  19. Mehlman, D. W. (1992). "Effects of fire on plant community composition of North Florida second growth pineland." Bulletin of the Torrey Botanical Club 119(4): 376-383.
  20. 20.0 20.1 Miller, J. H. and K. V. Miller (1999). Forest plants of the southeast, and their wildlife uses Champaign, IL, Southern Weed Science Society.
  21. Atwood, E. L. (1941). "White-tailed deer foods of the United States." The Journal of Wildlife Management 5(3): 314-332.
  22. Gee, K. L., et al. (1994). White-tailed deer: their foods and management in the cross timbers. Ardmore, OK, Samuel Roberts Noble Foundation.
  23. Howard, W. E. and F. C. Evans (1961). "Seeds stored by prairie deer mice." Journal of Mammalogy 42(2): 260-263.
  24. [2]
  25. 25.0 25.1 Hartmann, H. and A. K. Watson (1980). "Damage to Common Ragweed (Ambrosia artemisiifolia) Caused by the White Rust Fungus (Albugo tragopogi)." Weed Science 28(6): 632-635.
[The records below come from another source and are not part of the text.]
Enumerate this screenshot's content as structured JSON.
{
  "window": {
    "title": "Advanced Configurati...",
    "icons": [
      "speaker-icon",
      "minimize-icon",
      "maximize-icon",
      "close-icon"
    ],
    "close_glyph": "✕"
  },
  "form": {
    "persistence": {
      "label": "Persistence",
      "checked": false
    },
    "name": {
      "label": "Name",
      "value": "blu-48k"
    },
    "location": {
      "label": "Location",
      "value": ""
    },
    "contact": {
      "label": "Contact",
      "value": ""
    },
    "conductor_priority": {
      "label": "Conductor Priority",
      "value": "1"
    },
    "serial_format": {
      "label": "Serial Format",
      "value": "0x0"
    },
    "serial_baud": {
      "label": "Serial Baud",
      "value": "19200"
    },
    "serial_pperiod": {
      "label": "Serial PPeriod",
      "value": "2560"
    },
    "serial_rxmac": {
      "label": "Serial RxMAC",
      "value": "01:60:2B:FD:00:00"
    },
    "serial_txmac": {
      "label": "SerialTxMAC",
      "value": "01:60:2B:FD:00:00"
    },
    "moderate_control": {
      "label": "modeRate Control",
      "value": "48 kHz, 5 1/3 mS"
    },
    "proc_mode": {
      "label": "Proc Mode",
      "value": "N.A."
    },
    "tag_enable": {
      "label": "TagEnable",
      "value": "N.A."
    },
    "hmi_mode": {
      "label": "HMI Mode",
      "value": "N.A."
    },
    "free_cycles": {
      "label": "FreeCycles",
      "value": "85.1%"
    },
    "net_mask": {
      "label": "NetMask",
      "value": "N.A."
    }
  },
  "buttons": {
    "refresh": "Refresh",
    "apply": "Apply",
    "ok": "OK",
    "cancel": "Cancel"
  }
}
  26. Simard, M.-J. and D. L. Benoit (2011). "Effect of repetitive mowing on common ragweed (Ambrosia artemisiifolia L.) pollen and seed production." Annals of Agricultural and Environmental Medicine 18: 55-62.
  27. Hardin, J.W., Arena, J.M. 1969. Human Poisoning from Native and Cultivated Plants. Duke University Press, Durham, North Carolina.
  28. Gilmore, M. R. (1919). Uses of plants by the indians of the Missouri River region. B. o. A. E. Smithsonian Institution. 33rd Annual Report.
  29. Speck, F. G. (1941). "A list of plant curatives obtained from the Houma Indians of Louisiana." Primitive Man 14(4): 49-73.